“Two years ago a friend asked me if I’d ever leave Cincinnati and I said no, but then I started to let myself think about it honestly and I realized for the first time I was open to leaving,” Jim said. “Once that idea took root, I couldn’t shake it. I felt I needed to take a risk and do this.”
He also noted that his personality was starting to change from what it had been in Ohio, where John was the incredibly social, funny one and Jim was the quieter one who wasn’t as good as connecting with a room full of strangers. “In some ways, I feel like I’ve reconnected a bit with how I was before I let John take the reins. But I’ve also been forced to become comfortable and able and willing to have a conversation with someone I’ve never met before,” he said.
Jim wants to explore all that DC has to offer, and says that art museums are his “therapy,” but that he has such little free time he usually just spends his quiet hours in the city with friends.
And he’s even toyed with the idea of dating but very tentatively. He’s not a fan of the swipe left or swipe right dating apps like Tinder where if you don’t match physically you’re don’t even get a chance. He experimented with an OKCupid profile, but struggled as people recognized him and as a public person he thought it wasn’t the best idea. “I’m not built for online dating,” he said with a shrug and a laugh, saying he much prefers meeting people in person.
But he still and forever will miss John, and his obvious love for his late husband helps explain why Jim’s in no rush to rejoin the dating world. “The most ridiculous things will make me think of him, and I think about him constantly,” he said. “I miss him, but there’s not the level of sadness that there was before. I’ve healed fairly well. Instead, it’s more a sense of gratitude and feeling fortunate that I had him in my life. So when I think of John, it isn’t a downer.”
After finishing our food, Jim told me that one impact of the Obergefell ruling was to create “a sense of family” among the plaintiffs and their lawyers. They’ll keep in touch on and off, and catch up at various speaking engagements, book signings, and other events.
Jim’s own touring for “Love Wins” took him to Australia, which is still debating marriage equality. He was invited there to speak on the issue and told the audience that the way to pitch the fight is to tell the personal stories of those affected by legal prohibitions on same-sex marriage. “That helps people understand it’s not some arcane legal argument, but it affects real people.”
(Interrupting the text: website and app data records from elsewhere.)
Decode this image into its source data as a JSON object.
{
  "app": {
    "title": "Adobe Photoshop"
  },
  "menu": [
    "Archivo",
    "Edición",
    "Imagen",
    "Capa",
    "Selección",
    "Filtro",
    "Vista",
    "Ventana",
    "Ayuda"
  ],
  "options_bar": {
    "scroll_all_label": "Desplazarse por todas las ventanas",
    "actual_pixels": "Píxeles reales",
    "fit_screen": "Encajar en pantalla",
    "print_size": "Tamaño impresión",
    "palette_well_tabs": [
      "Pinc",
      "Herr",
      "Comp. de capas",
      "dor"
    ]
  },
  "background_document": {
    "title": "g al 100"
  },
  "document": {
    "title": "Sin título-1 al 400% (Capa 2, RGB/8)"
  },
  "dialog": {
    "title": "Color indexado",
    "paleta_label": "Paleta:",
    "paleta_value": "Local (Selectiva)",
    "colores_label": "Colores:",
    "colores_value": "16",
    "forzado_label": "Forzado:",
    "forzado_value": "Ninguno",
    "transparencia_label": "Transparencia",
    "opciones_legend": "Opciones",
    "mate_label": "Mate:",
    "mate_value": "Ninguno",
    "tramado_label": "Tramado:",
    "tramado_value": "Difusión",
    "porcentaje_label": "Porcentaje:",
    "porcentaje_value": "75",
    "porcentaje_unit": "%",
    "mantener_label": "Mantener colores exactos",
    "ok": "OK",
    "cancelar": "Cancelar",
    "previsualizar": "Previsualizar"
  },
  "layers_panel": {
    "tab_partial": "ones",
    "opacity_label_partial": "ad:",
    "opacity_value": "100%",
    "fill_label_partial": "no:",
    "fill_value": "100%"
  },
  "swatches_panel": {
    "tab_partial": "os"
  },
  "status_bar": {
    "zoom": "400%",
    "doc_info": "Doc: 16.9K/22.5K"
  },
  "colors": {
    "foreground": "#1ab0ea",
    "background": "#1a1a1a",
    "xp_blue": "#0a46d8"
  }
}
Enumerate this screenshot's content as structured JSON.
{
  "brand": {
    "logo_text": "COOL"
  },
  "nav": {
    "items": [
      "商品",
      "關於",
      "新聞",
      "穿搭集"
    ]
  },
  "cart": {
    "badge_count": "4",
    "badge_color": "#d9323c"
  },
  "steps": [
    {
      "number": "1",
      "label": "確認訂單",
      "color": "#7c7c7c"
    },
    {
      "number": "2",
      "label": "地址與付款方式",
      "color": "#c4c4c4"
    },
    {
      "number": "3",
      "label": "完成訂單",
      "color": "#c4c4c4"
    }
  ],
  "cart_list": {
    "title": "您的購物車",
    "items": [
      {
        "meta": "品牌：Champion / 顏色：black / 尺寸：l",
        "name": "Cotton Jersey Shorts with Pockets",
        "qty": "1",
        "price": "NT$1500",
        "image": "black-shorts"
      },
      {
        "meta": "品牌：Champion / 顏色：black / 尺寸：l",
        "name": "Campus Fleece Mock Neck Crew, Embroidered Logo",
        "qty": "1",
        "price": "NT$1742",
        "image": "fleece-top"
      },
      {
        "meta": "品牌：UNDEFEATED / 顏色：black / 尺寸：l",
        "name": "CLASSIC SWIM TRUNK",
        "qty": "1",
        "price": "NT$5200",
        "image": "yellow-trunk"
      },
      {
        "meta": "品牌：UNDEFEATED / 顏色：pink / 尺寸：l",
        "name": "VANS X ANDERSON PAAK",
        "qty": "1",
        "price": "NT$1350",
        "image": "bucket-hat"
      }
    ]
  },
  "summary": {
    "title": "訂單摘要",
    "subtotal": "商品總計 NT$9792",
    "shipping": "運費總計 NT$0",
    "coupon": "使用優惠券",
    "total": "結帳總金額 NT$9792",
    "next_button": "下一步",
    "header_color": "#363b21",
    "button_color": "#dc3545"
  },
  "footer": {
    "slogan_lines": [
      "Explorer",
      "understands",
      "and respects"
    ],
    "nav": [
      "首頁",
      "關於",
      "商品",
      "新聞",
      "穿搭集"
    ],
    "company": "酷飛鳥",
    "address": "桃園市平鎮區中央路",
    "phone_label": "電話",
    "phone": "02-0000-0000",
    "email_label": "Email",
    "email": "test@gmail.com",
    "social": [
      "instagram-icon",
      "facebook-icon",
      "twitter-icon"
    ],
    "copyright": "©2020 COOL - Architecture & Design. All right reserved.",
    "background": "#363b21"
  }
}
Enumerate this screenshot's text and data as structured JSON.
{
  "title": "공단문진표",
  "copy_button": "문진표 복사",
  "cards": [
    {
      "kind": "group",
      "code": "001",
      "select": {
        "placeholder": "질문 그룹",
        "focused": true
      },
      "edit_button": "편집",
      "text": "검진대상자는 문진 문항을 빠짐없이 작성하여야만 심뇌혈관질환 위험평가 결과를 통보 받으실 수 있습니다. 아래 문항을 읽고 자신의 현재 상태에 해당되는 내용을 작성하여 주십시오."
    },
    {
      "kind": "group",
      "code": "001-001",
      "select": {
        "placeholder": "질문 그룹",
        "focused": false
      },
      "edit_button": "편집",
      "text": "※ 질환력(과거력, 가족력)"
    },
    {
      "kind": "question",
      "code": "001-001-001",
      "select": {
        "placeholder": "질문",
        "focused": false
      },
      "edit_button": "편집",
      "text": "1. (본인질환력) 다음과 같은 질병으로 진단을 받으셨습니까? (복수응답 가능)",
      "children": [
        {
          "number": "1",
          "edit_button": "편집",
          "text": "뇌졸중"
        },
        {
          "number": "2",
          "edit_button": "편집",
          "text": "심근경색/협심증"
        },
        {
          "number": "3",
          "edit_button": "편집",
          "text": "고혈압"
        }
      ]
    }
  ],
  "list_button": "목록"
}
He also visited Ireland to receive the Praeses Elit award from the Synge Theatre Trinity College Law Society, and said he was pleasantly surprised that the heavily Catholic country had enacted marriage equality. “If you could have picked one of the countries that I thought would have been one of the last to do this, it would have been Ireland,” he said.
Those global travels his piqued Jim’s interest in getting more involved in LGBTQ and other human rights issues internationally. But for now, he’s got more than enough to work with as he ramps up his activism on his quest to fight for equality for disadvantaged minorities.
As we got ready to leave and go our separate ways, I told Jim that it might be a no-brainer, broad question, but I wanted to know why equality is important to him. He pondered for a long time. He talked again about how equal rights has always been a part of his life, from his childhood in Sandusky to his present-day activism. And then he smiled as he hit on a response.
“I don’t know how to answer that other than to say, ‘Why shouldn’t it be?’”